=== Section Start ===
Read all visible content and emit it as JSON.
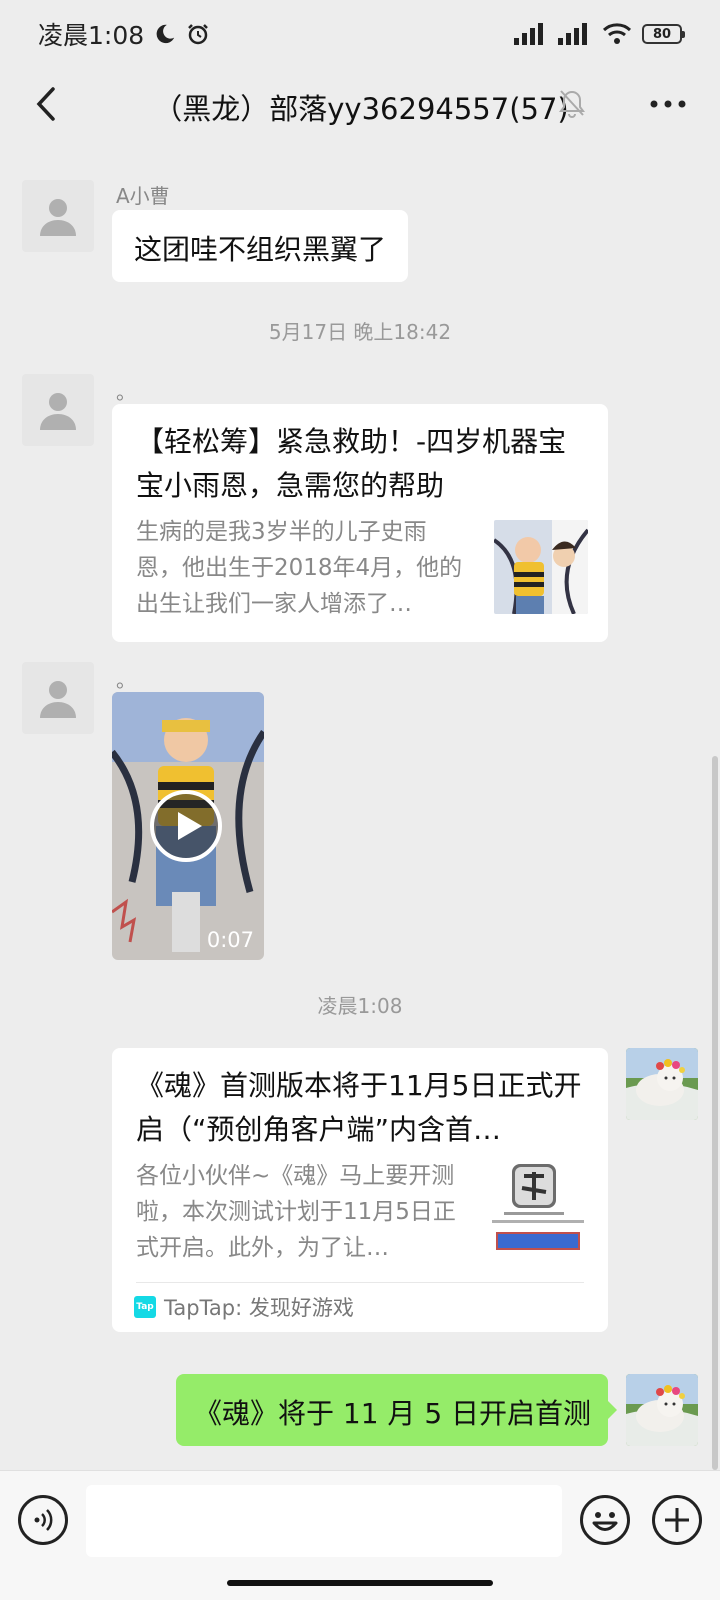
{
  "status": {
    "time": "凌晨1:08",
    "battery": "80"
  },
  "header": {
    "title": "（黑龙）部落yy36294557(57)"
  },
  "messages": {
    "m1": {
      "sender": "A小曹",
      "text": "这团哇不组织黑翼了"
    },
    "ts1": "5月17日 晚上18:42",
    "m2": {
      "sender": "。",
      "title": "【轻松筹】紧急救助！-四岁机器宝宝小雨恩，急需您的帮助",
      "desc": "生病的是我3岁半的儿子史雨恩，他出生于2018年4月，他的出生让我们一家人增添了…"
    },
    "m3": {
      "sender": "。",
      "duration": "0:07"
    },
    "ts2": "凌晨1:08",
    "m4": {
      "title": "《魂》首测版本将于11月5日正式开启（“预创角客户端”内含首…",
      "desc": "各位小伙伴~《魂》马上要开测啦，本次测试计划于11月5日正式开启。此外，为了让…",
      "source": "TapTap: 发现好游戏",
      "source_icon": "Tap"
    },
    "m5": {
      "text": "《魂》将于 11 月 5 日开启首测"
    }
  },
  "colors": {
    "my_bubble": "#95ec69",
    "background": "#ededed",
    "taptap": "#14d9e5"
  }
}
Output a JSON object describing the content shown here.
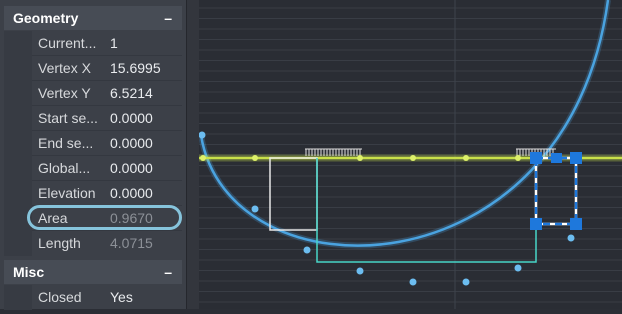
{
  "properties": {
    "geometry": {
      "title": "Geometry",
      "collapse": "–",
      "rows": [
        {
          "name": "Current...",
          "value": "1"
        },
        {
          "name": "Vertex X",
          "value": "15.6995"
        },
        {
          "name": "Vertex Y",
          "value": "6.5214"
        },
        {
          "name": "Start se...",
          "value": "0.0000"
        },
        {
          "name": "End se...",
          "value": "0.0000"
        },
        {
          "name": "Global...",
          "value": "0.0000"
        },
        {
          "name": "Elevation",
          "value": "0.0000"
        },
        {
          "name": "Area",
          "value": "0.9670"
        },
        {
          "name": "Length",
          "value": "4.0715"
        }
      ]
    },
    "misc": {
      "title": "Misc",
      "collapse": "–",
      "rows": [
        {
          "name": "Closed",
          "value": "Yes"
        }
      ]
    }
  },
  "colors": {
    "curve": "#4aa3e0",
    "selected_line": "#c8e04a",
    "polyline": "#48d6c8",
    "grips": "#1e78dc",
    "highlight": "#86c4dc"
  }
}
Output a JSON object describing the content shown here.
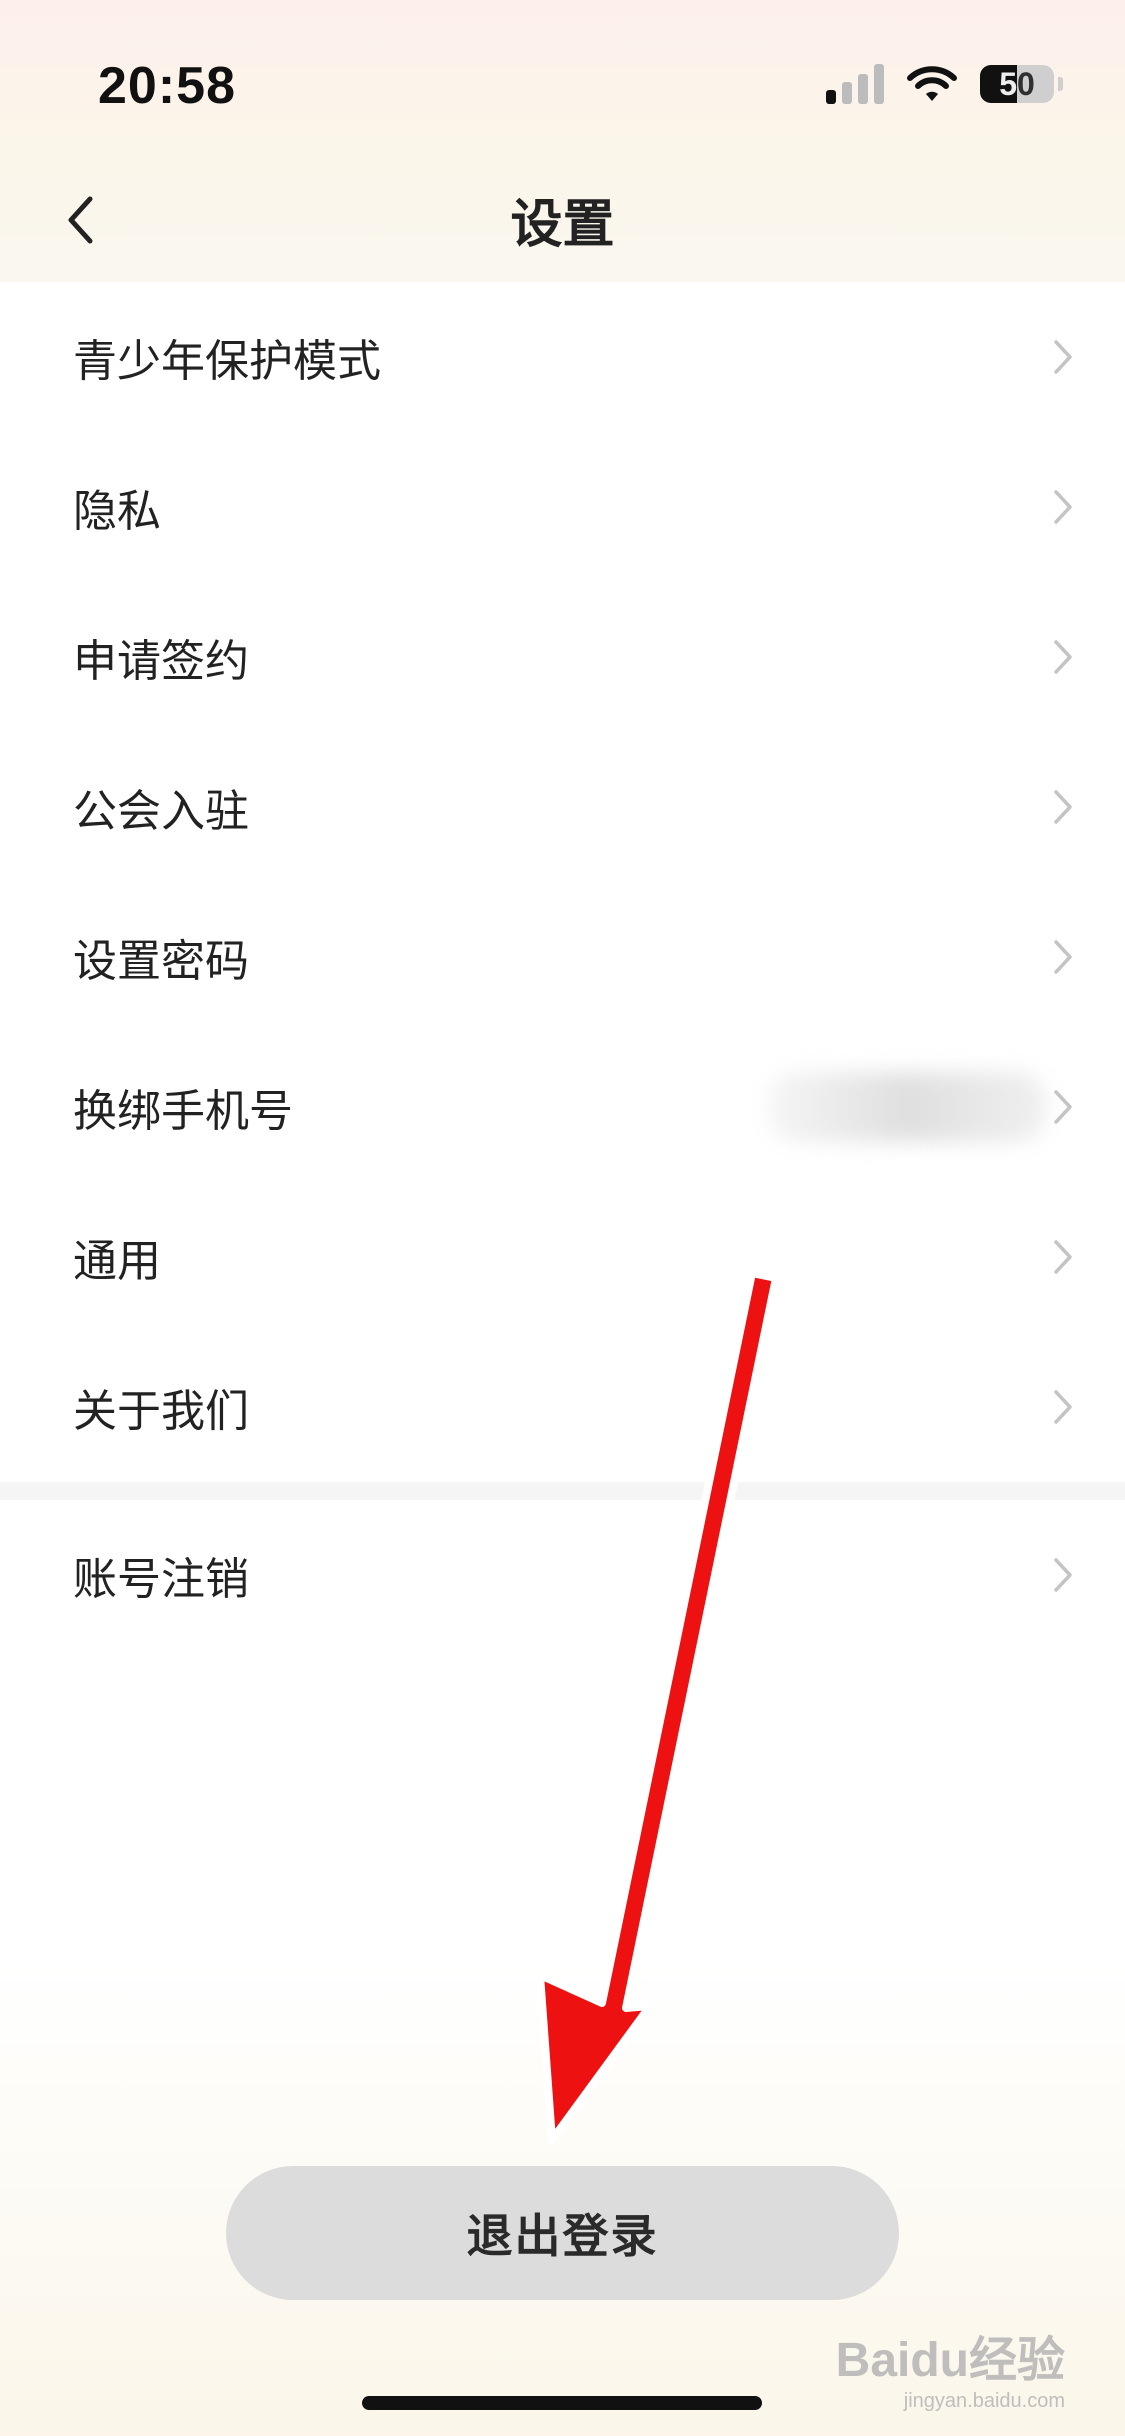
{
  "status_bar": {
    "time": "20:58",
    "battery_level": "50",
    "signal_bars_active": 1,
    "signal_bars_total": 4
  },
  "nav": {
    "title": "设置"
  },
  "menu": {
    "group1": [
      {
        "label": "青少年保护模式"
      },
      {
        "label": "隐私"
      },
      {
        "label": "申请签约"
      },
      {
        "label": "公会入驻"
      },
      {
        "label": "设置密码"
      },
      {
        "label": "换绑手机号",
        "value_blurred": true
      },
      {
        "label": "通用"
      },
      {
        "label": "关于我们"
      }
    ],
    "group2": [
      {
        "label": "账号注销"
      }
    ]
  },
  "logout": {
    "label": "退出登录"
  },
  "watermark": {
    "brand": "Baidu经验",
    "url": "jingyan.baidu.com"
  },
  "colors": {
    "arrow": "#ee1111",
    "button_bg": "#dcdcdc",
    "chevron": "#c4c4c4"
  }
}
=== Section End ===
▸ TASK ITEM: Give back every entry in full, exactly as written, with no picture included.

▸ OUTPUT:
Read all visible content and emit it as JSON.
{
  "status": {
    "time": "凌晨1:08",
    "battery": "80"
  },
  "header": {
    "title": "（黑龙）部落yy36294557(57)"
  },
  "messages": {
    "m1": {
      "sender": "A小曹",
      "text": "这团哇不组织黑翼了"
    },
    "ts1": "5月17日 晚上18:42",
    "m2": {
      "sender": "。",
      "title": "【轻松筹】紧急救助！-四岁机器宝宝小雨恩，急需您的帮助",
      "desc": "生病的是我3岁半的儿子史雨恩，他出生于2018年4月，他的出生让我们一家人增添了…"
    },
    "m3": {
      "sender": "。",
      "duration": "0:07"
    },
    "ts2": "凌晨1:08",
    "m4": {
      "title": "《魂》首测版本将于11月5日正式开启（“预创角客户端”内含首…",
      "desc": "各位小伙伴~《魂》马上要开测啦，本次测试计划于11月5日正式开启。此外，为了让…",
      "source": "TapTap: 发现好游戏",
      "source_icon": "Tap"
    },
    "m5": {
      "text": "《魂》将于 11 月 5 日开启首测"
    }
  },
  "colors": {
    "my_bubble": "#95ec69",
    "background": "#ededed",
    "taptap": "#14d9e5"
  }
}
Output a JSON object describing the content shown here.
{
  "properties": {
    "geometry": {
      "title": "Geometry",
      "collapse": "–",
      "rows": [
        {
          "name": "Current...",
          "value": "1"
        },
        {
          "name": "Vertex X",
          "value": "15.6995"
        },
        {
          "name": "Vertex Y",
          "value": "6.5214"
        },
        {
          "name": "Start se...",
          "value": "0.0000"
        },
        {
          "name": "End se...",
          "value": "0.0000"
        },
        {
          "name": "Global...",
          "value": "0.0000"
        },
        {
          "name": "Elevation",
          "value": "0.0000"
        },
        {
          "name": "Area",
          "value": "0.9670"
        },
        {
          "name": "Length",
          "value": "4.0715"
        }
      ]
    },
    "misc": {
      "title": "Misc",
      "collapse": "–",
      "rows": [
        {
          "name": "Closed",
          "value": "Yes"
        }
      ]
    }
  },
  "colors": {
    "curve": "#4aa3e0",
    "selected_line": "#c8e04a",
    "polyline": "#48d6c8",
    "grips": "#1e78dc",
    "highlight": "#86c4dc"
  }
}
Output a JSON object describing the content shown here.
{
  "status_bar": {
    "time": "20:58",
    "battery_level": "50",
    "signal_bars_active": 1,
    "signal_bars_total": 4
  },
  "nav": {
    "title": "设置"
  },
  "menu": {
    "group1": [
      {
        "label": "青少年保护模式"
      },
      {
        "label": "隐私"
      },
      {
        "label": "申请签约"
      },
      {
        "label": "公会入驻"
      },
      {
        "label": "设置密码"
      },
      {
        "label": "换绑手机号",
        "value_blurred": true
      },
      {
        "label": "通用"
      },
      {
        "label": "关于我们"
      }
    ],
    "group2": [
      {
        "label": "账号注销"
      }
    ]
  },
  "logout": {
    "label": "退出登录"
  },
  "watermark": {
    "brand": "Baidu经验",
    "url": "jingyan.baidu.com"
  },
  "colors": {
    "arrow": "#ee1111",
    "button_bg": "#dcdcdc",
    "chevron": "#c4c4c4"
  }
}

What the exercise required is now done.